[Dataset excerpts]
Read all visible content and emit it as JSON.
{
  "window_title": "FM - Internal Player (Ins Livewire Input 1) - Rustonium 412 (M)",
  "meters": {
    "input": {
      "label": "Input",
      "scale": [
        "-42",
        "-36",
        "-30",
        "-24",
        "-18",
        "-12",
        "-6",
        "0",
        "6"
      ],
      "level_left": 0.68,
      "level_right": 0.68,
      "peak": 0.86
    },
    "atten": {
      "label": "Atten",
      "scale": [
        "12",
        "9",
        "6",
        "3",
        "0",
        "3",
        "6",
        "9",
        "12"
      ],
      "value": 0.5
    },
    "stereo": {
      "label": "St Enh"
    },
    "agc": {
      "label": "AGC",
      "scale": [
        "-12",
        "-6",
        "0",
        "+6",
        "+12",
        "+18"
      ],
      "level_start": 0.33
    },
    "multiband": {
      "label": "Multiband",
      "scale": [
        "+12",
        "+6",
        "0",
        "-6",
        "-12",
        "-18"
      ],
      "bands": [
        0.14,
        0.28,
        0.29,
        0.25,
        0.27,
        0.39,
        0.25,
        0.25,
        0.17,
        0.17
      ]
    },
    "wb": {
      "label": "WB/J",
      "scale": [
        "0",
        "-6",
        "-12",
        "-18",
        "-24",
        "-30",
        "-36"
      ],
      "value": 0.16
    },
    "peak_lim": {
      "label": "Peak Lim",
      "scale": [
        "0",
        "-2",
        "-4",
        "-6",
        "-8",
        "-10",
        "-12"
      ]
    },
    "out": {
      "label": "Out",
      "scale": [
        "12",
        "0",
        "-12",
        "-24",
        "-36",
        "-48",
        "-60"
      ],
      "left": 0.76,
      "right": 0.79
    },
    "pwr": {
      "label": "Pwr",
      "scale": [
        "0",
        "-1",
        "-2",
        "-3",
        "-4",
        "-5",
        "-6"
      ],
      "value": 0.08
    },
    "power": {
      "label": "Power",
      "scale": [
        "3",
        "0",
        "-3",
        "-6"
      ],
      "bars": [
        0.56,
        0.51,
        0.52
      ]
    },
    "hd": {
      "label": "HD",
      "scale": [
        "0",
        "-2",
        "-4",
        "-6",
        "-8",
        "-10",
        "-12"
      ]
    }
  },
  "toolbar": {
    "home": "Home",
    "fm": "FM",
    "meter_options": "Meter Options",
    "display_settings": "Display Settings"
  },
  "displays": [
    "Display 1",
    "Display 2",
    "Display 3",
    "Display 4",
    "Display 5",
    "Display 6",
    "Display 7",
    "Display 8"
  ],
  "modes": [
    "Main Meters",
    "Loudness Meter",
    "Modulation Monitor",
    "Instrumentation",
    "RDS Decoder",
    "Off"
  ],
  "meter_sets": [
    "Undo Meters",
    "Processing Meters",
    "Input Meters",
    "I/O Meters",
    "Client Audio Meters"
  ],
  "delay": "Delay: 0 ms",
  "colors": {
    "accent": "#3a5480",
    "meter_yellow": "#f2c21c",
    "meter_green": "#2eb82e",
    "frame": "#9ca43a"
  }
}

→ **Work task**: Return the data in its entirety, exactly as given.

→ **Result for this task**:
Read all visible content and emit it as JSON.
{
  "window_title": "FM - Internal Player (Ins Livewire Input 1) - Rustonium 412 (M)",
  "meters": {
    "input": {
      "label": "Input",
      "scale": [
        "-42",
        "-36",
        "-30",
        "-24",
        "-18",
        "-12",
        "-6",
        "0",
        "6"
      ],
      "level_left": 0.68,
      "level_right": 0.68,
      "peak": 0.86
    },
    "atten": {
      "label": "Atten",
      "scale": [
        "12",
        "9",
        "6",
        "3",
        "0",
        "3",
        "6",
        "9",
        "12"
      ],
      "value": 0.5
    },
    "stereo": {
      "label": "St Enh"
    },
    "agc": {
      "label": "AGC",
      "scale": [
        "-12",
        "-6",
        "0",
        "+6",
        "+12",
        "+18"
      ],
      "level_start": 0.33
    },
    "multiband": {
      "label": "Multiband",
      "scale": [
        "+12",
        "+6",
        "0",
        "-6",
        "-12",
        "-18"
      ],
      "bands": [
        0.14,
        0.28,
        0.29,
        0.25,
        0.27,
        0.39,
        0.25,
        0.25,
        0.17,
        0.17
      ]
    },
    "wb": {
      "label": "WB/J",
      "scale": [
        "0",
        "-6",
        "-12",
        "-18",
        "-24",
        "-30",
        "-36"
      ],
      "value": 0.16
    },
    "peak_lim": {
      "label": "Peak Lim",
      "scale": [
        "0",
        "-2",
        "-4",
        "-6",
        "-8",
        "-10",
        "-12"
      ]
    },
    "out": {
      "label": "Out",
      "scale": [
        "12",
        "0",
        "-12",
        "-24",
        "-36",
        "-48",
        "-60"
      ],
      "left": 0.76,
      "right": 0.79
    },
    "pwr": {
      "label": "Pwr",
      "scale": [
        "0",
        "-1",
        "-2",
        "-3",
        "-4",
        "-5",
        "-6"
      ],
      "value": 0.08
    },
    "power": {
      "label": "Power",
      "scale": [
        "3",
        "0",
        "-3",
        "-6"
      ],
      "bars": [
        0.56,
        0.51,
        0.52
      ]
    },
    "hd": {
      "label": "HD",
      "scale": [
        "0",
        "-2",
        "-4",
        "-6",
        "-8",
        "-10",
        "-12"
      ]
    }
  },
  "toolbar": {
    "home": "Home",
    "fm": "FM",
    "meter_options": "Meter Options",
    "display_settings": "Display Settings"
  },
  "displays": [
    "Display 1",
    "Display 2",
    "Display 3",
    "Display 4",
    "Display 5",
    "Display 6",
    "Display 7",
    "Display 8"
  ],
  "modes": [
    "Main Meters",
    "Loudness Meter",
    "Modulation Monitor",
    "Instrumentation",
    "RDS Decoder",
    "Off"
  ],
  "meter_sets": [
    "Undo Meters",
    "Processing Meters",
    "Input Meters",
    "I/O Meters",
    "Client Audio Meters"
  ],
  "delay": "Delay: 0 ms",
  "colors": {
    "accent": "#3a5480",
    "meter_yellow": "#f2c21c",
    "meter_green": "#2eb82e",
    "frame": "#9ca43a"
  }
}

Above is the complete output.